This game essentially works like Connect Four.
Put students into pairs or groups of three. Give each group colored slips of paper (different color for each play) to cover the boxes.
The goal is to make a line of 4 squares on the board – the first person to do this is the winner. The lines can be up, across or diagonal.
To win a square, the play must say a sentence using the phrase that matches the picture in that square or a word that is in the square.
The other players have to decide whether the sentence is correct. If it is, he/she covers the the square with his/her colored slip of paper.
Remind students that they can’t choose a square that has nothing underneath it. They must magine that you are dropping counters into the grid from the top – they fall straight to the bottom unless there is another counter underneath them.
Here is what the grid might look like:
You can download a Connect 4 Grid.
An effective way of getting students speaking is to have them describe a picture or photo, but this can a get a little old after a few times. There are many paired and group activities that students can do with an image beyond a simple description.
I compiled 50 speaking activities using images and photos in the foreign language classroom. Two of them are are:
- One student orally describes a picture to a second student who then draws a copy of it.
- One student orally describes a picture to another student who then is given a choice of pictures and must choose the one described.
You can download the entire document with all 50 ideas by clicking the box below.
These are fairly low-prep activities. All the teacher really needs to do is find pictures (easily done on the Internet) that represent the vocabulary or topics. Why not involve students in process as well?
Posted in Activities and Games, Listening, Speaking
Tagged ACTFL, foreign langauge, french, images, Listening, Photos, spanish, Speaking, teacher
Everyone is talking about TPR (and TPRS, covered elsewhere) and language teachers are excited to try it out in their classrooms. The Total Physical Response method of language teaching was created by James Asher and is based on the work of Krashen, who wrote widely on his Monitor Model. One element of Krashen’s theory was the Affective Filter concept. Mainly, this states that when anxiety is low and learners are comfortable, they are less likely to block understanding.
TPR builds upon this concept in that learners are not forced to speak until they are ready, but are rather encouraged to first demonstrate comprehension through movement and gesture. Drawing on first language acquisition research which shows that children demonstrate understanding before they produce language, TPR encourages learners demonstrate understanding before producing language.
One major benefit that I have personally observed in my classroom is a rise in student confidence as they recognize their ability to almost fully understand a class conducted entirely in the target languge. When they are focusing on this one skill early on rather than trying to speak, read, write, and understand aurally, they achieve recognizable success very early on. This then motivates them to continue to build on their success.

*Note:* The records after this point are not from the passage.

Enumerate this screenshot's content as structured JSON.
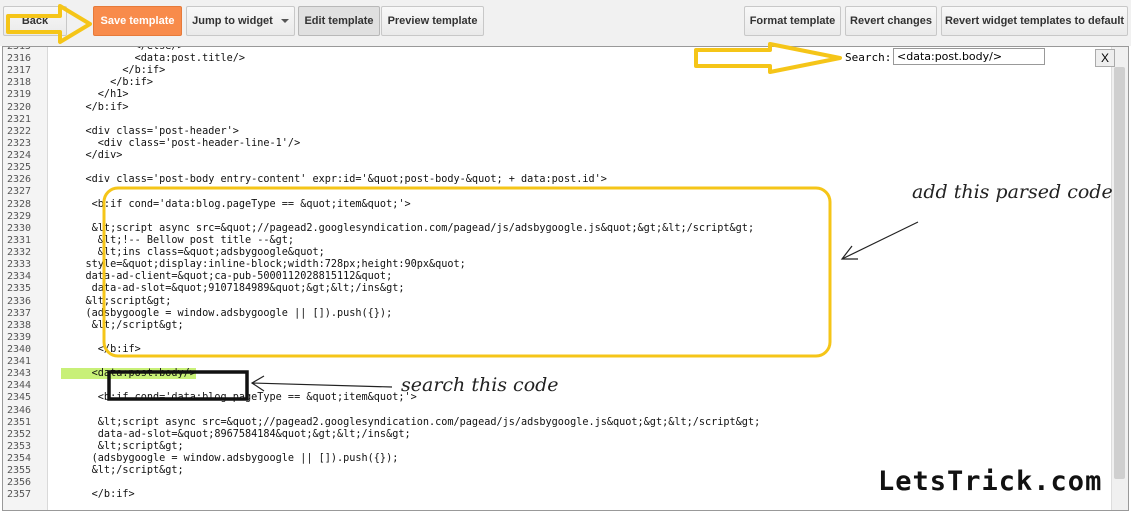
{
  "toolbar": {
    "back_label": "Back",
    "save_label": "Save template",
    "jump_label": "Jump to widget",
    "edit_label": "Edit template",
    "preview_label": "Preview template",
    "format_label": "Format template",
    "revert_label": "Revert changes",
    "revert_widgets_label": "Revert widget templates to default"
  },
  "search": {
    "label": "Search:",
    "value": "<data:post.body/>",
    "close_label": "X"
  },
  "editor": {
    "lines": [
      {
        "n": "2315",
        "text": "            </else/>"
      },
      {
        "n": "2316",
        "text": "            <data:post.title/>"
      },
      {
        "n": "2317",
        "text": "          </b:if>"
      },
      {
        "n": "2318",
        "text": "        </b:if>"
      },
      {
        "n": "2319",
        "text": "      </h1>"
      },
      {
        "n": "2320",
        "text": "    </b:if>"
      },
      {
        "n": "2321",
        "text": ""
      },
      {
        "n": "2322",
        "text": "    <div class='post-header'>"
      },
      {
        "n": "2323",
        "text": "      <div class='post-header-line-1'/>"
      },
      {
        "n": "2324",
        "text": "    </div>"
      },
      {
        "n": "2325",
        "text": ""
      },
      {
        "n": "2326",
        "text": "    <div class='post-body entry-content' expr:id='&quot;post-body-&quot; + data:post.id'>"
      },
      {
        "n": "2327",
        "text": ""
      },
      {
        "n": "2328",
        "text": "     <b:if cond='data:blog.pageType == &quot;item&quot;'>"
      },
      {
        "n": "2329",
        "text": ""
      },
      {
        "n": "2330",
        "text": "     &lt;script async src=&quot;//pagead2.googlesyndication.com/pagead/js/adsbygoogle.js&quot;&gt;&lt;/script&gt;"
      },
      {
        "n": "2331",
        "text": "      &lt;!-- Bellow post title --&gt;"
      },
      {
        "n": "2332",
        "text": "      &lt;ins class=&quot;adsbygoogle&quot;"
      },
      {
        "n": "2333",
        "text": "    style=&quot;display:inline-block;width:728px;height:90px&quot;"
      },
      {
        "n": "2334",
        "text": "    data-ad-client=&quot;ca-pub-5000112028815112&quot;"
      },
      {
        "n": "2335",
        "text": "     data-ad-slot=&quot;9107184989&quot;&gt;&lt;/ins&gt;"
      },
      {
        "n": "2336",
        "text": "    &lt;script&gt;"
      },
      {
        "n": "2337",
        "text": "    (adsbygoogle = window.adsbygoogle || []).push({});"
      },
      {
        "n": "2338",
        "text": "     &lt;/script&gt;"
      },
      {
        "n": "2339",
        "text": ""
      },
      {
        "n": "2340",
        "text": "      </b:if>"
      },
      {
        "n": "2341",
        "text": ""
      },
      {
        "n": "2343",
        "text": "     <data:post.body/>",
        "highlight": true
      },
      {
        "n": "2344",
        "text": ""
      },
      {
        "n": "2345",
        "text": "      <b:if cond='data:blog.pageType == &quot;item&quot;'>"
      },
      {
        "n": "2346",
        "text": ""
      },
      {
        "n": "2351",
        "text": "      &lt;script async src=&quot;//pagead2.googlesyndication.com/pagead/js/adsbygoogle.js&quot;&gt;&lt;/script&gt;"
      },
      {
        "n": "2352",
        "text": "      data-ad-slot=&quot;8967584184&quot;&gt;&lt;/ins&gt;"
      },
      {
        "n": "2353",
        "text": "      &lt;script&gt;"
      },
      {
        "n": "2354",
        "text": "     (adsbygoogle = window.adsbygoogle || []).push({});"
      },
      {
        "n": "2355",
        "text": "     &lt;/script&gt;"
      },
      {
        "n": "2356",
        "text": ""
      },
      {
        "n": "2357",
        "text": "     </b:if>"
      }
    ]
  },
  "annotations": {
    "add_code": "add this parsed code",
    "search_code": "search this code",
    "brand": "LetsTrick.com"
  },
  "colors": {
    "save_button": "#f88b4b",
    "annotation_yellow": "#f5c518",
    "highlight_green": "#c8f078"
  }
}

Students move on to speaking and essentially take on the role of the teacher in directing classroom activities. There are several books on TPR to help teachers better understand the techniques and there are numerous workshops offered throughout the country. You can find more information on the TPR Website.